## Task
Below are the records; reproduce all of them exactly but without any images.

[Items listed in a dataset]

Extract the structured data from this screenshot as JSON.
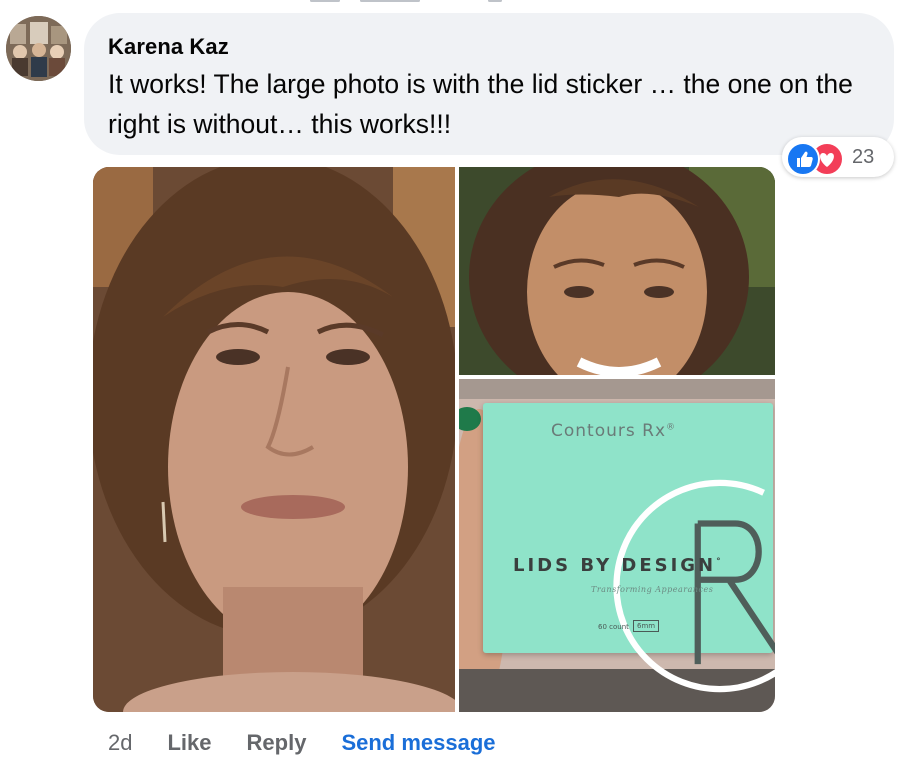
{
  "comment": {
    "author": "Karena Kaz",
    "text": "It works! The large photo is with the lid sticker … the one on the right is without… this works!!!",
    "avatar_icon": "user-avatar",
    "reactions": {
      "types": [
        "like-icon",
        "love-icon"
      ],
      "count": "23",
      "like_color": "#1877f2",
      "love_color": "#f33e58"
    },
    "timestamp": "2d",
    "actions": {
      "like_label": "Like",
      "reply_label": "Reply",
      "send_message_label": "Send message"
    }
  },
  "product_card": {
    "brand": "Contours Rx",
    "brand_mark": "®",
    "product_name": "LIDS BY DESIGN",
    "product_mark": "°",
    "tagline": "Transforming Appearances",
    "count": "60 count",
    "size": "6mm"
  },
  "colors": {
    "bubble_bg": "#f0f2f5",
    "link_blue": "#1a6ed8",
    "secondary_text": "#65676b",
    "card_mint": "#8fe3c9"
  }
}
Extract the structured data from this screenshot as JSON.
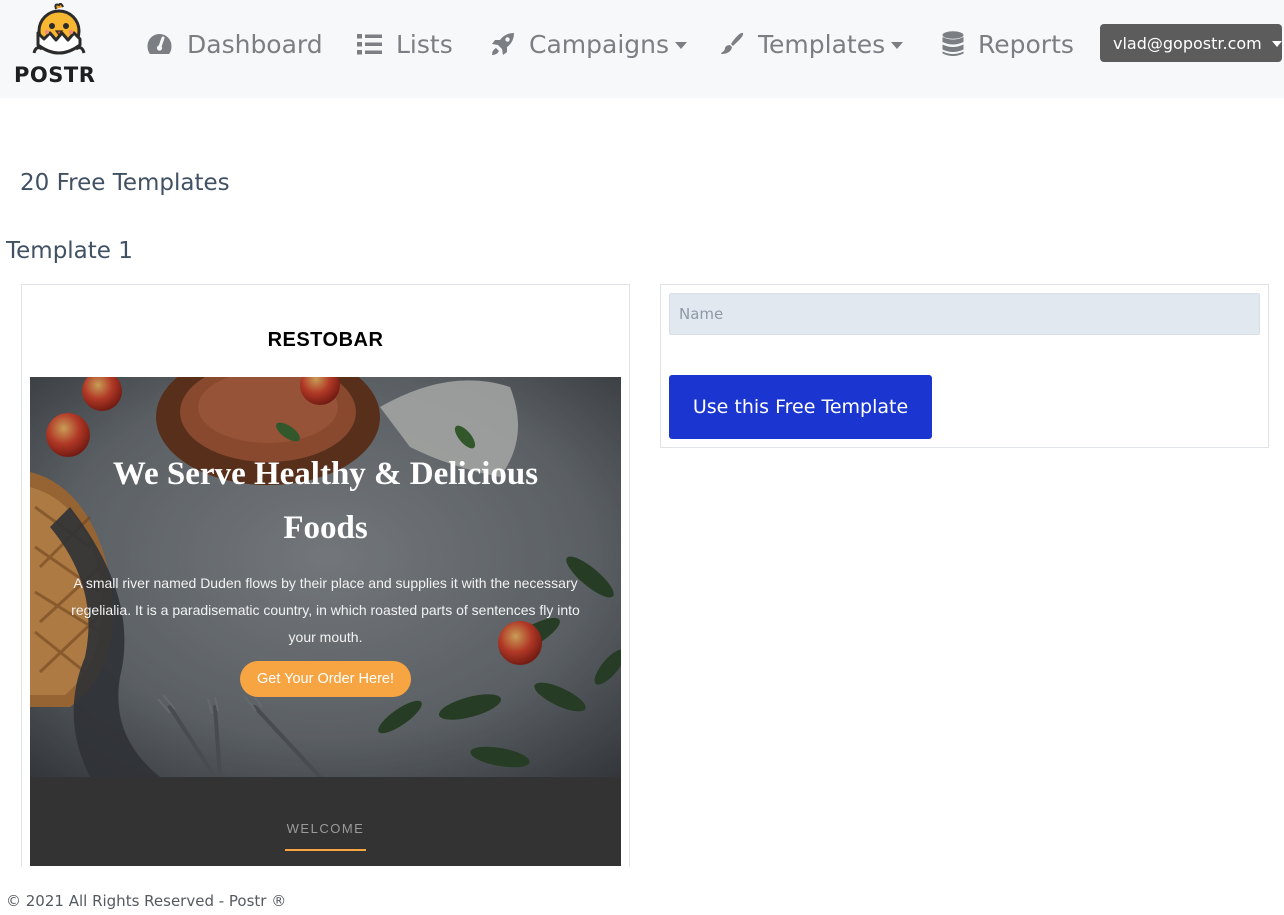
{
  "app": {
    "logo_text": "POSTR"
  },
  "nav": {
    "items": [
      {
        "label": "Dashboard",
        "icon": "gauge-icon"
      },
      {
        "label": "Lists",
        "icon": "list-icon"
      },
      {
        "label": "Campaigns",
        "icon": "rocket-icon",
        "dropdown": true
      },
      {
        "label": "Templates",
        "icon": "paint-brush-icon",
        "dropdown": true
      },
      {
        "label": "Reports",
        "icon": "database-icon"
      }
    ],
    "user_email": "vlad@gopostr.com"
  },
  "page": {
    "count_heading": "20 Free Templates",
    "template_heading": "Template 1"
  },
  "preview": {
    "brand": "RESTOBAR",
    "hero_title": "We Serve Healthy & Delicious Foods",
    "hero_text": "A small river named Duden flows by their place and supplies it with the necessary regelialia. It is a paradisematic country, in which roasted parts of sentences fly into your mouth.",
    "hero_button": "Get Your Order Here!",
    "section_label": "WELCOME"
  },
  "form": {
    "name_placeholder": "Name",
    "name_value": "",
    "submit_label": "Use this Free Template"
  },
  "footer": {
    "text": "© 2021 All Rights Reserved - Postr ®"
  },
  "colors": {
    "navbar_bg": "#f7f8fa",
    "primary_button": "#1a35d0",
    "user_button": "#5c5c5c",
    "accent_orange": "#f7a543",
    "dark_band": "#333333",
    "input_bg": "#e2e8f0"
  }
}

## Answer to this task
Extract the structured data from this screenshot as JSON.
{
  "comment": {
    "author": "Karena Kaz",
    "text": "It works! The large photo is with the lid sticker … the one on the right is without… this works!!!",
    "avatar_icon": "user-avatar",
    "reactions": {
      "types": [
        "like-icon",
        "love-icon"
      ],
      "count": "23",
      "like_color": "#1877f2",
      "love_color": "#f33e58"
    },
    "timestamp": "2d",
    "actions": {
      "like_label": "Like",
      "reply_label": "Reply",
      "send_message_label": "Send message"
    }
  },
  "product_card": {
    "brand": "Contours Rx",
    "brand_mark": "®",
    "product_name": "LIDS BY DESIGN",
    "product_mark": "°",
    "tagline": "Transforming Appearances",
    "count": "60 count",
    "size": "6mm"
  },
  "colors": {
    "bubble_bg": "#f0f2f5",
    "link_blue": "#1a6ed8",
    "secondary_text": "#65676b",
    "card_mint": "#8fe3c9"
  }
}
Extract the structured data from this screenshot as JSON.
{
  "app": {
    "logo_text": "POSTR"
  },
  "nav": {
    "items": [
      {
        "label": "Dashboard",
        "icon": "gauge-icon"
      },
      {
        "label": "Lists",
        "icon": "list-icon"
      },
      {
        "label": "Campaigns",
        "icon": "rocket-icon",
        "dropdown": true
      },
      {
        "label": "Templates",
        "icon": "paint-brush-icon",
        "dropdown": true
      },
      {
        "label": "Reports",
        "icon": "database-icon"
      }
    ],
    "user_email": "vlad@gopostr.com"
  },
  "page": {
    "count_heading": "20 Free Templates",
    "template_heading": "Template 1"
  },
  "preview": {
    "brand": "RESTOBAR",
    "hero_title": "We Serve Healthy & Delicious Foods",
    "hero_text": "A small river named Duden flows by their place and supplies it with the necessary regelialia. It is a paradisematic country, in which roasted parts of sentences fly into your mouth.",
    "hero_button": "Get Your Order Here!",
    "section_label": "WELCOME"
  },
  "form": {
    "name_placeholder": "Name",
    "name_value": "",
    "submit_label": "Use this Free Template"
  },
  "footer": {
    "text": "© 2021 All Rights Reserved - Postr ®"
  },
  "colors": {
    "navbar_bg": "#f7f8fa",
    "primary_button": "#1a35d0",
    "user_button": "#5c5c5c",
    "accent_orange": "#f7a543",
    "dark_band": "#333333",
    "input_bg": "#e2e8f0"
  }
}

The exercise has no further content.